Jesi’s public library goes back to … well, just when does it go back to? It is based on a donation made to the city in 1710 by the jurist and bibliophile Monsignor Giuseppe Pianetti. As a priest, he didn’t have any direct descendants to leave his collection to, so he left it to the city via his nephew Cardolo. This is one of the reasons why the Marche region is so rich in fine books and libraries. As part of the Papal states, the Marche had lots of priests! The good cleric’s nephew had a catalogue of the library compiled by a Franciscan friar of Ancona. This beautifully handwritten and illustrated work now rests proudly on a table in the middle of the room.
Frontispiece of the catalogue (below )
“P” page of the catalogue (above ). Both from collectio thesauri, vol 1, pp447-8, ed. Mauro Mei. Florence, edifir for Regione Marche, 2004.
I asked my guide about incunabula, and he was particularly proud of the Constitutiones Egidianae of Cardinal Albornoz, (the constitution of the Papal States), printed in Jesi in 1480 by Federico de’ Conti.
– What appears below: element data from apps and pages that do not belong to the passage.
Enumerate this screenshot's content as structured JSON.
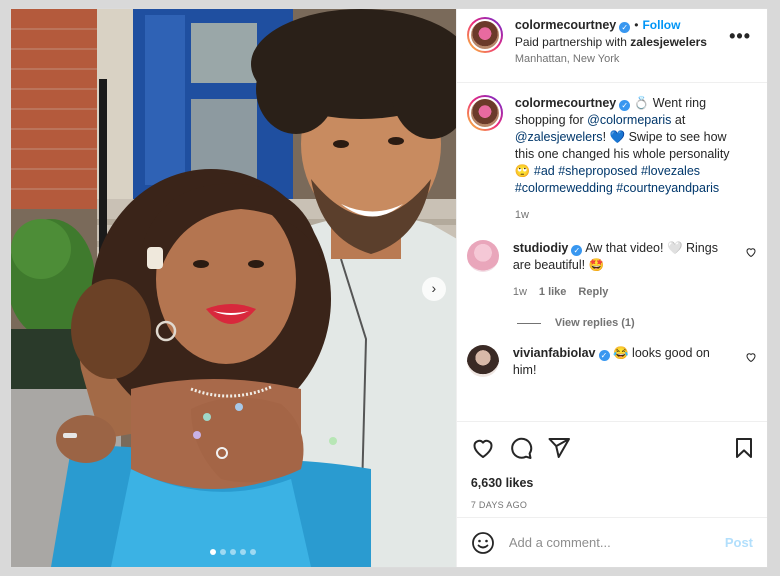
{
  "header": {
    "username": "colormecourtney",
    "follow_label": "Follow",
    "partnership_prefix": "Paid partnership with",
    "partner": "zalesjewelers",
    "location": "Manhattan, New York",
    "more_label": "•••"
  },
  "caption": {
    "username": "colormecourtney",
    "text_1": "💍 Went ring shopping",
    "text_2": "for",
    "mention_1": "@colormeparis",
    "text_3": "at",
    "mention_2": "@zalesjewelers",
    "text_4": "!",
    "text_5": "💙 Swipe to see how this one changed his whole personality 🙄",
    "tag_1": "#ad",
    "tag_2": "#sheproposed",
    "tag_3": "#lovezales",
    "tag_4": "#colormewedding",
    "tag_5": "#courtneyandparis",
    "time": "1w"
  },
  "comments": [
    {
      "username": "studiodiy",
      "text": "Aw that video! 🤍 Rings are beautiful! 🤩",
      "time": "1w",
      "likes": "1 like",
      "reply": "Reply"
    },
    {
      "username": "vivianfabiolav",
      "text": "😂 looks good on him!"
    }
  ],
  "view_replies": "View replies (1)",
  "likes": "6,630 likes",
  "posted_ago": "7 DAYS AGO",
  "comment_input": {
    "placeholder": "Add a comment..."
  },
  "post_label": "Post",
  "carousel": {
    "next": "›",
    "slides": 5,
    "active": 1
  },
  "icons": {
    "like": "heart-icon",
    "comment": "comment-icon",
    "share": "share-icon",
    "save": "bookmark-icon",
    "emoji": "emoji-icon"
  },
  "colors": {
    "accent": "#0095f6",
    "verified": "#3897f0",
    "post_disabled": "#b2dffc"
  }
}
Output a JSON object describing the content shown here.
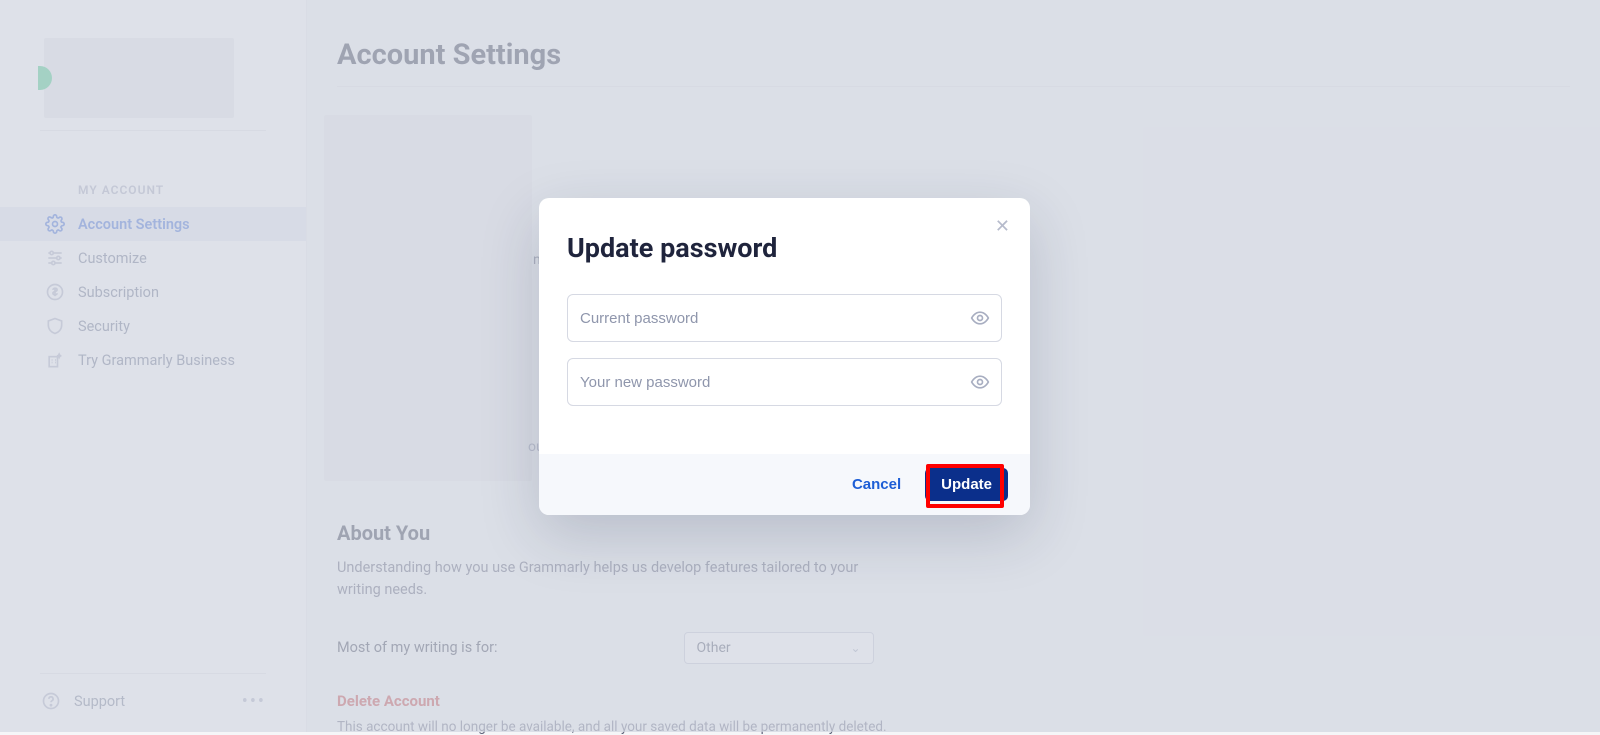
{
  "sidebar": {
    "section_label": "MY ACCOUNT",
    "items": [
      {
        "label": "Account Settings"
      },
      {
        "label": "Customize"
      },
      {
        "label": "Subscription"
      },
      {
        "label": "Security"
      },
      {
        "label": "Try Grammarly Business"
      }
    ],
    "support_label": "Support"
  },
  "page": {
    "title": "Account Settings",
    "stray_n": "n",
    "stray_ou": "ou",
    "about": {
      "heading": "About You",
      "description": "Understanding how you use Grammarly helps us develop features tailored to your writing needs.",
      "writing_label": "Most of my writing is for:",
      "writing_value": "Other"
    },
    "delete": {
      "heading": "Delete Account",
      "description": "This account will no longer be available, and all your saved data will be permanently deleted."
    }
  },
  "modal": {
    "title": "Update password",
    "current_placeholder": "Current password",
    "new_placeholder": "Your new password",
    "cancel_label": "Cancel",
    "update_label": "Update"
  }
}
I also saw a little office book, printed by a local monastery in 1473, with one illustration.
My guide was also very anxious to show me two facsimiles, one of Dante’s Divina Commedia, also printed by de’ Conti, in 1472 (now in Ravenna). The people of Jesi are understandably proud of the fact that this is one of the three earliest Italian printings of the Divina Commedia.
The other facsimile was of a manuscript of “Hunting with Birds” by Frederick II, who was born in Jesi. It is a beautiful manuscript with detailed illustrations, apparently very useful for natural history, but not really what I am interested in! However, I didn’t have the heart to say this to my guide. It was a bit frustrating when I got back and looked at my Marcheggiano bibliographer’s Bible, the exhibition catalogue of Collectio Thesauri, and realised what I could have asked to see.
This leads me to digress and remark on the Italian love of facsimiles. In Modena two whole display cases were dedicated to them, and recently the Vatican library donated a very expensive and beautifully produced facsimile to the Queen’s library at Windsor Castle . I suppose they are proud that they can still achieve the same fine craftsmanship as their ancestors.
In the library some books have been opened and faced forward, so that you can see their title pages. I noticed:-
Apiaria uniuersae philosophiae mathematicae, by Mario Bettini and Francesco Curti. Bologna: Ferroni ,1642, dedicated to Matthias Galasso (other copies in the British Library)
Funerali antichi di diuersi popoli, et nationi; forma, ordine, et pompa di sepolture, di essequie, di consecrationi antiche at d’altro, descritti in dialogo da Thomaso Porcacchi da Castiglione Arretino. Venice: Galignani, 1574. (also in the BL)
Seneca’s Works [in Latin]. Paris: Dupuis, 1586.
The globes you can see in the photograph at the top were made in 1699-1700 by Coronelli, a Venetian monk who was also the founder of the Cosmographic Academy of the Argonauts in Venice in 1684, followed by his appointment as Cosmographer of the Republic [of Venice] in 1685. His fame was assured by the fact that he produced 2 globes for the King of France between 1681 and 1683. Never mind that they weren’t very accurate or easy to use: what was good enough for the king of France was good enough for Monsignor Pianetti.